As educators, we understand that making personal connections with our students from the beginning of the school year is the foundation of success in the classroom. Students need to know they are valued, and that, when they come into your classroom, it is a safe place to be and to learn. That is as true in the virtual setting as it is in the brick and mortar classroom. Not sure how do go about making those connections virtually?

Share your story.
The best place to start is at the beginning. Let your students know who you are by sharing your story. Just as many of your students share their lives on social media, start by sharing both personal and professional facts about yourself. Do you have pets? Share that! Did you volunteer over the summer? Share that! Include photos and make it fun!

You can send an email to share your story, but video is even better. It lets your students see you and hear your voice. It reinforces the fact that you are, indeed, a real person and it gives you the chance to tell them you’re glad to have them in class.

Use discussion boards.
Setting up an initial discussion board is a great way to help your class connect with each other and with you. Ask each student to introduce themselves and write a prompt that lays out expectations for the board. Provide some questions for students to answer that will help them make those introductions. Consider the following: 

  • Do you have any pets?
  • What hobbies do you enjoy?
  • Where is your favorite place to vacation?
  • Do you play sports?
  • What would you like to learn about in this class?

You should model an appropriate post by introducing yourself in the discussion board. Students love this type of interaction and it will help you get to know your students.

Make parent connections.
While it’s extremely important to connect with your students right away, it is also important to connect with parents. A good way to further those connections is by hosting a virtual Open House using a tool like Blackboard Collaborate or Zoom.

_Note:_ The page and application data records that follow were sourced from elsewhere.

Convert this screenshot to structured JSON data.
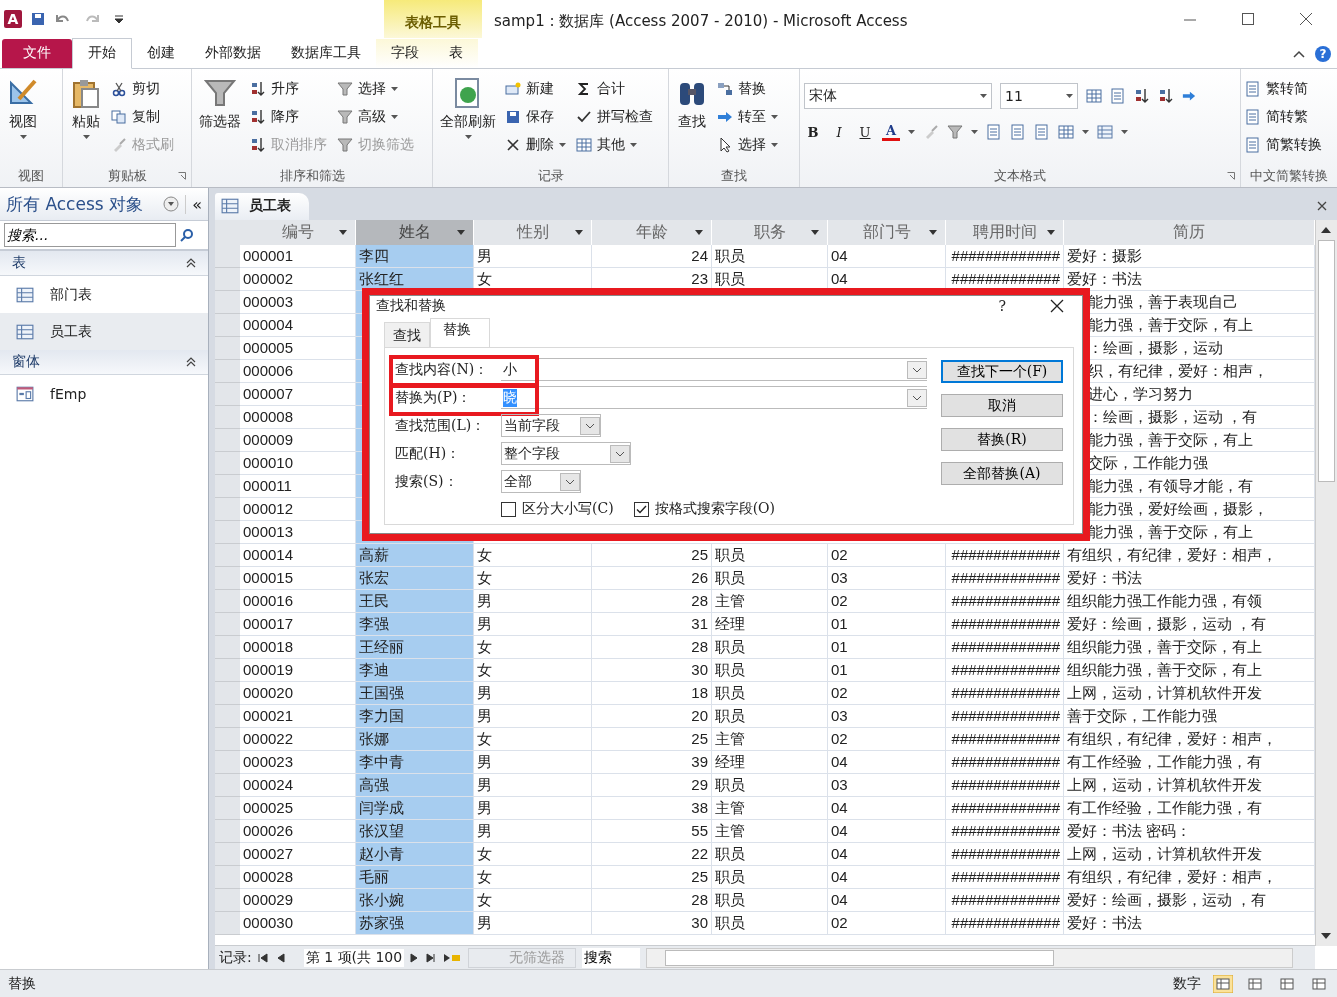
{
  "window": {
    "logo": "A",
    "title": "samp1 : 数据库 (Access 2007 - 2010)  -  Microsoft Access",
    "context_tab_group": "表格工具"
  },
  "ribbon_tabs": [
    {
      "label": "文件",
      "kind": "file",
      "selected": false
    },
    {
      "label": "开始",
      "kind": "normal",
      "selected": true
    },
    {
      "label": "创建",
      "kind": "normal",
      "selected": false
    },
    {
      "label": "外部数据",
      "kind": "normal",
      "selected": false
    },
    {
      "label": "数据库工具",
      "kind": "normal",
      "selected": false
    },
    {
      "label": "字段",
      "kind": "context",
      "selected": false
    },
    {
      "label": "表",
      "kind": "context",
      "selected": false
    }
  ],
  "help": "?",
  "ribbon_groups": [
    {
      "label": "视图",
      "launcher": false,
      "kind": "buttons",
      "items": [
        {
          "label": "视图",
          "kind": "large",
          "dropdown": true,
          "disabled": false
        }
      ]
    },
    {
      "label": "剪贴板",
      "launcher": true,
      "kind": "buttons",
      "items": [
        {
          "label": "粘贴",
          "kind": "large",
          "dropdown": true,
          "disabled": false
        },
        {
          "label": "剪切",
          "kind": "small",
          "dropdown": false,
          "disabled": false
        },
        {
          "label": "复制",
          "kind": "small",
          "dropdown": false,
          "disabled": false
        },
        {
          "label": "格式刷",
          "kind": "small",
          "dropdown": false,
          "disabled": true
        }
      ]
    },
    {
      "label": "排序和筛选",
      "launcher": false,
      "kind": "buttons",
      "items": [
        {
          "label": "筛选器",
          "kind": "large",
          "dropdown": false,
          "disabled": false
        },
        {
          "label": "升序",
          "kind": "small",
          "dropdown": false,
          "disabled": false
        },
        {
          "label": "降序",
          "kind": "small",
          "dropdown": false,
          "disabled": false
        },
        {
          "label": "取消排序",
          "kind": "small",
          "dropdown": false,
          "disabled": true
        },
        {
          "label": "选择",
          "kind": "small",
          "dropdown": true,
          "disabled": false
        },
        {
          "label": "高级",
          "kind": "small",
          "dropdown": true,
          "disabled": false
        },
        {
          "label": "切换筛选",
          "kind": "small",
          "dropdown": false,
          "disabled": true
        }
      ]
    },
    {
      "label": "记录",
      "launcher": false,
      "kind": "buttons",
      "items": [
        {
          "label": "全部刷新",
          "kind": "large",
          "dropdown": true,
          "disabled": false
        },
        {
          "label": "新建",
          "kind": "small",
          "dropdown": false,
          "disabled": false
        },
        {
          "label": "保存",
          "kind": "small",
          "dropdown": false,
          "disabled": false
        },
        {
          "label": "删除",
          "kind": "small",
          "dropdown": true,
          "disabled": false
        },
        {
          "label": "合计",
          "kind": "small",
          "dropdown": false,
          "disabled": false
        },
        {
          "label": "拼写检查",
          "kind": "small",
          "dropdown": false,
          "disabled": false
        },
        {
          "label": "其他",
          "kind": "small",
          "dropdown": true,
          "disabled": false
        }
      ]
    },
    {
      "label": "查找",
      "launcher": false,
      "kind": "buttons",
      "items": [
        {
          "label": "查找",
          "kind": "large",
          "dropdown": false,
          "disabled": false
        },
        {
          "label": "替换",
          "kind": "small",
          "dropdown": false,
          "disabled": false
        },
        {
          "label": "转至",
          "kind": "small",
          "dropdown": true,
          "disabled": false
        },
        {
          "label": "选择",
          "kind": "small",
          "dropdown": true,
          "disabled": false
        }
      ]
    },
    {
      "label": "文本格式",
      "launcher": true,
      "kind": "format",
      "font": "宋体",
      "size": "11",
      "bold": "B",
      "italic": "I",
      "underline": "U",
      "font_color": "A"
    },
    {
      "label": "中文简繁转换",
      "launcher": false,
      "kind": "buttons",
      "items": [
        {
          "label": "繁转简",
          "kind": "small",
          "dropdown": false,
          "disabled": false
        },
        {
          "label": "简转繁",
          "kind": "small",
          "dropdown": false,
          "disabled": false
        },
        {
          "label": "简繁转换",
          "kind": "small",
          "dropdown": false,
          "disabled": false
        }
      ]
    }
  ],
  "nav_pane": {
    "title": "所有 Access 对象",
    "collapse": "«",
    "search": {
      "placeholder": "搜索..."
    },
    "sections": [
      {
        "label": "表",
        "items": [
          {
            "label": "部门表",
            "kind": "table",
            "selected": false
          },
          {
            "label": "员工表",
            "kind": "table",
            "selected": true
          }
        ]
      },
      {
        "label": "窗体",
        "items": [
          {
            "label": "fEmp",
            "kind": "form",
            "selected": false
          }
        ]
      }
    ]
  },
  "document_tab": {
    "label": "员工表"
  },
  "table": {
    "columns": [
      {
        "label": "编号",
        "filter": true,
        "selected": false
      },
      {
        "label": "姓名",
        "filter": true,
        "selected": true
      },
      {
        "label": "性别",
        "filter": true,
        "selected": false
      },
      {
        "label": "年龄",
        "filter": true,
        "selected": false
      },
      {
        "label": "职务",
        "filter": true,
        "selected": false
      },
      {
        "label": "部门号",
        "filter": true,
        "selected": false
      },
      {
        "label": "聘用时间",
        "filter": true,
        "selected": false
      },
      {
        "label": "简历",
        "filter": false,
        "selected": false
      }
    ],
    "rows": [
      {
        "kind": "full",
        "cells": [
          "000001",
          "李四",
          "男",
          "24",
          "职员",
          "04",
          "#############",
          "爱好：摄影"
        ]
      },
      {
        "kind": "full",
        "cells": [
          "000002",
          "张红红",
          "女",
          "23",
          "职员",
          "04",
          "#############",
          "爱好：书法"
        ]
      },
      {
        "kind": "partial",
        "cells": [
          "000003",
          "能力强，善于表现自己"
        ]
      },
      {
        "kind": "partial",
        "cells": [
          "000004",
          "能力强，善于交际，有上"
        ]
      },
      {
        "kind": "partial",
        "cells": [
          "000005",
          "：绘画，摄影，运动"
        ]
      },
      {
        "kind": "partial",
        "cells": [
          "000006",
          "织，有纪律，爱好：相声，"
        ]
      },
      {
        "kind": "partial",
        "cells": [
          "000007",
          "进心，学习努力"
        ]
      },
      {
        "kind": "partial",
        "cells": [
          "000008",
          "：绘画，摄影，运动 ，有"
        ]
      },
      {
        "kind": "partial",
        "cells": [
          "000009",
          "能力强，善于交际，有上"
        ]
      },
      {
        "kind": "partial",
        "cells": [
          "000010",
          "交际，工作能力强"
        ]
      },
      {
        "kind": "partial",
        "cells": [
          "000011",
          "能力强，有领导才能，有"
        ]
      },
      {
        "kind": "partial",
        "cells": [
          "000012",
          "能力强，爱好绘画，摄影，"
        ]
      },
      {
        "kind": "partial",
        "cells": [
          "000013",
          "能力强，善于交际，有上"
        ]
      },
      {
        "kind": "full",
        "cells": [
          "000014",
          "高薪",
          "女",
          "25",
          "职员",
          "02",
          "#############",
          "有组织，有纪律，爱好：相声，"
        ]
      },
      {
        "kind": "full",
        "cells": [
          "000015",
          "张宏",
          "女",
          "26",
          "职员",
          "03",
          "#############",
          "爱好：书法"
        ]
      },
      {
        "kind": "full",
        "cells": [
          "000016",
          "王民",
          "男",
          "28",
          "主管",
          "02",
          "#############",
          "组织能力强工作能力强，有领"
        ]
      },
      {
        "kind": "full",
        "cells": [
          "000017",
          "李强",
          "男",
          "31",
          "经理",
          "01",
          "#############",
          "爱好：绘画，摄影，运动 ，有"
        ]
      },
      {
        "kind": "full",
        "cells": [
          "000018",
          "王经丽",
          "女",
          "28",
          "职员",
          "01",
          "#############",
          "组织能力强，善于交际，有上"
        ]
      },
      {
        "kind": "full",
        "cells": [
          "000019",
          "李迪",
          "女",
          "30",
          "职员",
          "01",
          "#############",
          "组织能力强，善于交际，有上"
        ]
      },
      {
        "kind": "full",
        "cells": [
          "000020",
          "王国强",
          "男",
          "18",
          "职员",
          "02",
          "#############",
          "上网，运动，计算机软件开发"
        ]
      },
      {
        "kind": "full",
        "cells": [
          "000021",
          "李力国",
          "男",
          "20",
          "职员",
          "03",
          "#############",
          "善于交际，工作能力强"
        ]
      },
      {
        "kind": "full",
        "cells": [
          "000022",
          "张娜",
          "女",
          "25",
          "主管",
          "02",
          "#############",
          "有组织，有纪律，爱好：相声，"
        ]
      },
      {
        "kind": "full",
        "cells": [
          "000023",
          "李中青",
          "男",
          "39",
          "经理",
          "04",
          "#############",
          "有工作经验，工作能力强，有"
        ]
      },
      {
        "kind": "full",
        "cells": [
          "000024",
          "高强",
          "男",
          "29",
          "职员",
          "03",
          "#############",
          "上网，运动，计算机软件开发"
        ]
      },
      {
        "kind": "full",
        "cells": [
          "000025",
          "闫学成",
          "男",
          "38",
          "主管",
          "04",
          "#############",
          "有工作经验，工作能力强，有"
        ]
      },
      {
        "kind": "full",
        "cells": [
          "000026",
          "张汉望",
          "男",
          "55",
          "主管",
          "04",
          "#############",
          "爱好：书法 密码："
        ]
      },
      {
        "kind": "full",
        "cells": [
          "000027",
          "赵小青",
          "女",
          "22",
          "职员",
          "04",
          "#############",
          "上网，运动，计算机软件开发"
        ]
      },
      {
        "kind": "full",
        "cells": [
          "000028",
          "毛丽",
          "女",
          "25",
          "职员",
          "04",
          "#############",
          "有组织，有纪律，爱好：相声，"
        ]
      },
      {
        "kind": "full",
        "cells": [
          "000029",
          "张小婉",
          "女",
          "28",
          "职员",
          "04",
          "#############",
          "爱好：绘画，摄影，运动 ，有"
        ]
      },
      {
        "kind": "full",
        "cells": [
          "000030",
          "苏家强",
          "男",
          "30",
          "职员",
          "02",
          "#############",
          "爱好：书法"
        ]
      }
    ]
  },
  "record_nav": {
    "label": "记录:",
    "position": "第 1 项(共 100",
    "filter": "无筛选器",
    "filter_disabled": true,
    "search": "搜索"
  },
  "dialog": {
    "title": "查找和替换",
    "help": "?",
    "highlighted": true,
    "tabs": [
      {
        "label": "查找",
        "selected": false
      },
      {
        "label": "替换",
        "selected": true
      }
    ],
    "fields": [
      {
        "label": "查找内容(N)：",
        "value": "小",
        "value_selected": false,
        "highlighted": true
      },
      {
        "label": "替换为(P)：",
        "value": "晓",
        "value_selected": true,
        "highlighted": true
      }
    ],
    "options": [
      {
        "label": "查找范围(L)：",
        "value": "当前字段"
      },
      {
        "label": "匹配(H)：",
        "value": "整个字段"
      },
      {
        "label": "搜索(S)：",
        "value": "全部"
      }
    ],
    "checkboxes": [
      {
        "label": "区分大小写(C)",
        "checked": false
      },
      {
        "label": "按格式搜索字段(O)",
        "checked": true
      }
    ],
    "buttons": [
      {
        "label": "查找下一个(F)",
        "default": true
      },
      {
        "label": "取消",
        "default": false
      },
      {
        "label": "替换(R)",
        "default": false
      },
      {
        "label": "全部替换(A)",
        "default": false
      }
    ]
  },
  "status_bar": {
    "message": "替换",
    "mode": "数字",
    "views": [
      {
        "selected": true
      },
      {
        "selected": false
      },
      {
        "selected": false
      },
      {
        "selected": false
      }
    ]
  }
}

This live event provides a time for parents and students to meet you, ask questions, and for you to share the expectations and policies of your class. It also gives you an opportunity to set a positive tone as school begins.


Be you!
Above all else, remember that while your classroom may have moved to an online setting, you, the teacher, will have the greatest impact on your students and their success. It is your influence, knowledge, expertise, and care that will provide them with the opportunities to learn and grow. So, as you begin this school year, be confident and keep the fun in learning!

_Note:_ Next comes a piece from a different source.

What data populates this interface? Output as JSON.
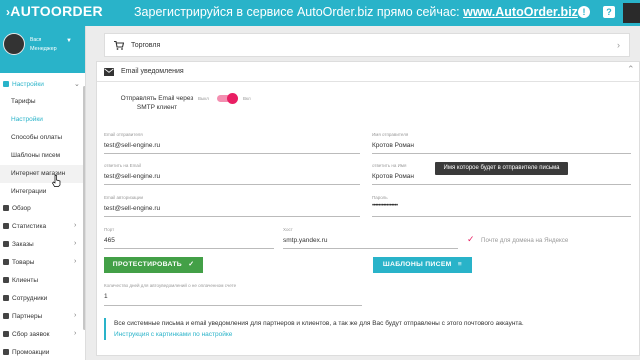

Tuttle_bioPhyllis Tuttle is a Health Teacher Facilitator for Lincoln Learning Solutions. She has more than 35 years of experience in education with a focus in Science and Health. Phyllis has 10 years of experience teaching online and writing science and health courses for online education.